What is Orbital Overlap?
The atoms combine by colliding with each other. But what does this mean on atomic level. This situation refers to the process in which the two atoms comes so close to each other that they penetrate each other’s orbital and form a new hybridized orbital where the bonding pair of electrons reside. This hybridized orbital has lower energy than the atomic orbital and hence are stable. It is in the minimum energy state. This partial penetration of the orbital is known as orbital overlap.
The extent of overlap depends on the two participating atoms, their size and the valence electrons. In general, the greater the overlap, stronger is the bond formed between the two atoms. Thus, according to the orbital overlap concept, atoms combine by overlapping their orbital and thus forming a lower energy state where their valence electrons with opposite spin, pair up to form covalent bond.
The importance of orbital overlap was emphasized by Linus Pauling while explaining the molecular bond angles observed through experimentation and is the basis for the concept of orbital hybridization.
Directional Properties of bond
The molecular bond angles were explained through the directional properties of the bond. The molecule of hydrogen is formed by overlap of 1s orbital in head on collision.
Overlapping of Atomic Orbital
When two atoms come in contact with each other to form a bond, their overlap can be positive, negative or even zero depending upon the phase and sign of the two interacting orbital.
- Positive Overlapping of Atomic Orbital – When the phase of two interacting orbitals is same, then the overlap is positive and in this case, the bond is formed. The phase of the two interacting orbital (+ or -) comes from the sign of orbital wave function and is not related to the charge in any sense.
- Negative Overlapping of Atomic Orbital – When the phase of two interacting atomic orbital is opposite, then the overlap is negative and in this case, the bond is not formed.
- Zero Overlapping of Atomic Orbital – When the orientation of two interacting atomic orbital is such that there is no overlapping of the orbital, that is known as zero overlapping.
Frequently Asked Questions – FAQs
Why do orbitals overlap?
Since they take up space, atomic orbitals overlap. An atomic orbital is a place of space where it is most possible that an electron will be detected. The two nuclei are attracted by the increased electron density and their repulsions are decreased. The outcome is that a covalent bond between H and Cl is formed.

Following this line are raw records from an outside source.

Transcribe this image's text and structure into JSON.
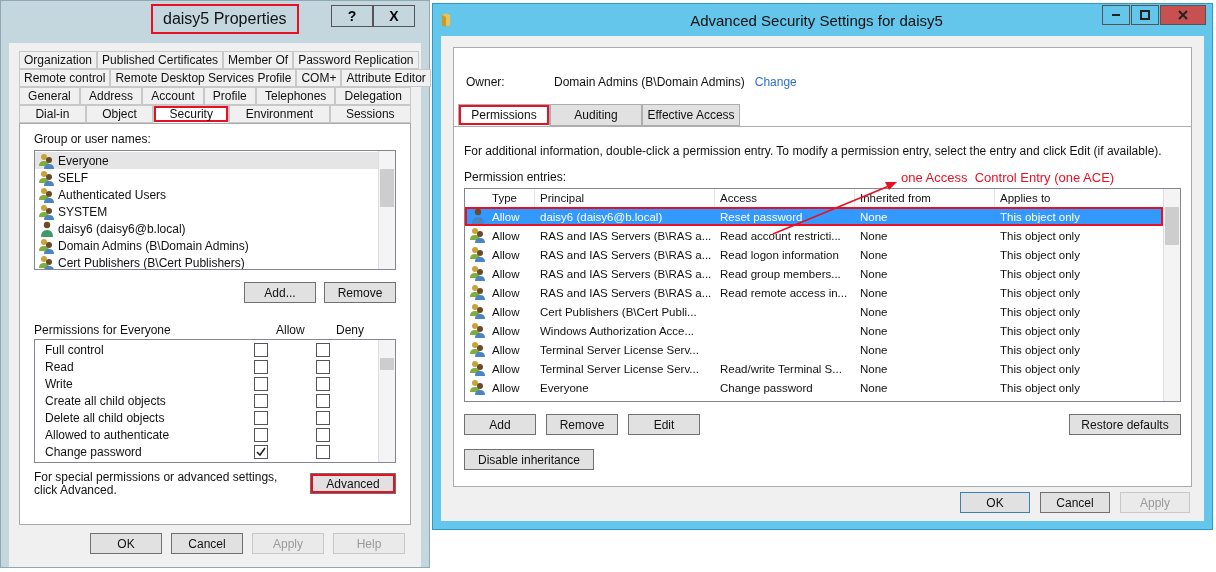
{
  "properties_window": {
    "title": "daisy5 Properties",
    "title_highlighted": true,
    "help_button": "?",
    "close_button": "X",
    "tab_rows": [
      [
        {
          "label": "Organization",
          "selected": false,
          "highlighted": false
        },
        {
          "label": "Published Certificates",
          "selected": false,
          "highlighted": false
        },
        {
          "label": "Member Of",
          "selected": false,
          "highlighted": false
        },
        {
          "label": "Password Replication",
          "selected": false,
          "highlighted": false
        }
      ],
      [
        {
          "label": "Remote control",
          "selected": false,
          "highlighted": false
        },
        {
          "label": "Remote Desktop Services Profile",
          "selected": false,
          "highlighted": false
        },
        {
          "label": "COM+",
          "selected": false,
          "highlighted": false
        },
        {
          "label": "Attribute Editor",
          "selected": false,
          "highlighted": false
        }
      ],
      [
        {
          "label": "General",
          "selected": false,
          "highlighted": false
        },
        {
          "label": "Address",
          "selected": false,
          "highlighted": false
        },
        {
          "label": "Account",
          "selected": false,
          "highlighted": false
        },
        {
          "label": "Profile",
          "selected": false,
          "highlighted": false
        },
        {
          "label": "Telephones",
          "selected": false,
          "highlighted": false
        },
        {
          "label": "Delegation",
          "selected": false,
          "highlighted": false
        }
      ],
      [
        {
          "label": "Dial-in",
          "selected": false,
          "highlighted": false
        },
        {
          "label": "Object",
          "selected": false,
          "highlighted": false
        },
        {
          "label": "Security",
          "selected": true,
          "highlighted": true
        },
        {
          "label": "Environment",
          "selected": false,
          "highlighted": false
        },
        {
          "label": "Sessions",
          "selected": false,
          "highlighted": false
        }
      ]
    ],
    "group_label": "Group or user names:",
    "principals": [
      {
        "name": "Everyone",
        "kind": "group",
        "selected": true
      },
      {
        "name": "SELF",
        "kind": "group",
        "selected": false
      },
      {
        "name": "Authenticated Users",
        "kind": "group",
        "selected": false
      },
      {
        "name": "SYSTEM",
        "kind": "group",
        "selected": false
      },
      {
        "name": "daisy6 (daisy6@b.local)",
        "kind": "user",
        "selected": false
      },
      {
        "name": "Domain Admins (B\\Domain Admins)",
        "kind": "group",
        "selected": false
      },
      {
        "name": "Cert Publishers (B\\Cert Publishers)",
        "kind": "group",
        "selected": false
      }
    ],
    "principal_buttons": [
      "Add...",
      "Remove"
    ],
    "permissions_label": "Permissions for Everyone",
    "allow_header": "Allow",
    "deny_header": "Deny",
    "permissions": [
      {
        "name": "Full control",
        "allow": false,
        "deny": false
      },
      {
        "name": "Read",
        "allow": false,
        "deny": false
      },
      {
        "name": "Write",
        "allow": false,
        "deny": false
      },
      {
        "name": "Create all child objects",
        "allow": false,
        "deny": false
      },
      {
        "name": "Delete all child objects",
        "allow": false,
        "deny": false
      },
      {
        "name": "Allowed to authenticate",
        "allow": false,
        "deny": false
      },
      {
        "name": "Change password",
        "allow": true,
        "deny": false
      }
    ],
    "advanced_note": "For special permissions or advanced settings, click Advanced.",
    "advanced_button": {
      "label": "Advanced",
      "highlighted": true
    },
    "buttons": [
      {
        "label": "OK",
        "disabled": false
      },
      {
        "label": "Cancel",
        "disabled": false
      },
      {
        "label": "Apply",
        "disabled": true
      },
      {
        "label": "Help",
        "disabled": true
      }
    ]
  },
  "advanced_window": {
    "title": "Advanced Security Settings for daisy5",
    "owner_label": "Owner:",
    "owner": "Domain Admins (B\\Domain Admins)",
    "owner_link": "Change",
    "tabs": [
      {
        "label": "Permissions",
        "selected": true,
        "highlighted": true
      },
      {
        "label": "Auditing",
        "selected": false,
        "highlighted": false
      },
      {
        "label": "Effective Access",
        "selected": false,
        "highlighted": false
      }
    ],
    "description": "For additional information, double-click a permission entry. To modify a permission entry, select the entry and click Edit (if available).",
    "entries_label": "Permission entries:",
    "columns": [
      "Type",
      "Principal",
      "Access",
      "Inherited from",
      "Applies to"
    ],
    "entries": [
      {
        "kind": "user",
        "type": "Allow",
        "principal": "daisy6 (daisy6@b.local)",
        "access": "Reset password",
        "inherited": "None",
        "applies": "This object only",
        "selected": true,
        "highlighted": true
      },
      {
        "kind": "group",
        "type": "Allow",
        "principal": "RAS and IAS Servers (B\\RAS a...",
        "access": "Read account restricti...",
        "inherited": "None",
        "applies": "This object only",
        "selected": false,
        "highlighted": false
      },
      {
        "kind": "group",
        "type": "Allow",
        "principal": "RAS and IAS Servers (B\\RAS a...",
        "access": "Read logon information",
        "inherited": "None",
        "applies": "This object only",
        "selected": false,
        "highlighted": false
      },
      {
        "kind": "group",
        "type": "Allow",
        "principal": "RAS and IAS Servers (B\\RAS a...",
        "access": "Read group members...",
        "inherited": "None",
        "applies": "This object only",
        "selected": false,
        "highlighted": false
      },
      {
        "kind": "group",
        "type": "Allow",
        "principal": "RAS and IAS Servers (B\\RAS a...",
        "access": "Read remote access in...",
        "inherited": "None",
        "applies": "This object only",
        "selected": false,
        "highlighted": false
      },
      {
        "kind": "group",
        "type": "Allow",
        "principal": "Cert Publishers (B\\Cert Publi...",
        "inherited": "None",
        "applies": "This object only",
        "selected": false,
        "highlighted": false
      },
      {
        "kind": "group",
        "type": "Allow",
        "principal": "Windows Authorization Acce...",
        "inherited": "None",
        "applies": "This object only",
        "selected": false,
        "highlighted": false
      },
      {
        "kind": "group",
        "type": "Allow",
        "principal": "Terminal Server License Serv...",
        "inherited": "None",
        "applies": "This object only",
        "selected": false,
        "highlighted": false
      },
      {
        "kind": "group",
        "type": "Allow",
        "principal": "Terminal Server License Serv...",
        "access": "Read/write Terminal S...",
        "inherited": "None",
        "applies": "This object only",
        "selected": false,
        "highlighted": false
      },
      {
        "kind": "group",
        "type": "Allow",
        "principal": "Everyone",
        "access": "Change password",
        "inherited": "None",
        "applies": "This object only",
        "selected": false,
        "highlighted": false
      }
    ],
    "entry_buttons": [
      "Add",
      "Remove",
      "Edit"
    ],
    "restore_button": "Restore defaults",
    "inheritance_button": "Disable inheritance",
    "buttons": [
      {
        "label": "OK",
        "disabled": false,
        "default": true
      },
      {
        "label": "Cancel",
        "disabled": false,
        "default": false
      },
      {
        "label": "Apply",
        "disabled": true,
        "default": false
      }
    ],
    "annotation": "one Access  Control Entry (one ACE)"
  }
}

What is positive overlap?
Positive Atomic Orbital Overlap-If the phase of two interacting orbitals is the same, the overlap is positive and the bond is formed in this situation. The step of the two interacting orbitals (+ or-) emerges from the sign of the function of the orbital wave and is in no way related to the charge.
What do you mean by zero overlap?
When two orbitals with separate phases intersect with each other, a negative phase overlap occurs. A zero overlap will result in orbitals not overlapping at all or not overlapping efficiently. A zero overlap between orbitals does not result in the forming of bonds.
What are orbital phases?
Orbitals are essentially mathematical functions that define complex patterns of standing waves that can be graphed on a graph but do not have any physical reality. An orbital process is a direct result of electrons’ wave-like properties.
What is meant by hybridization?
Orbital hybridization (or hybridization) in chemistry is the process of combining atomic orbitals into new hybrid orbitals (with different energies, sizes, etc., than atomic orbitals) suitable for pairing electrons in valence bond theory to form chemical bonds.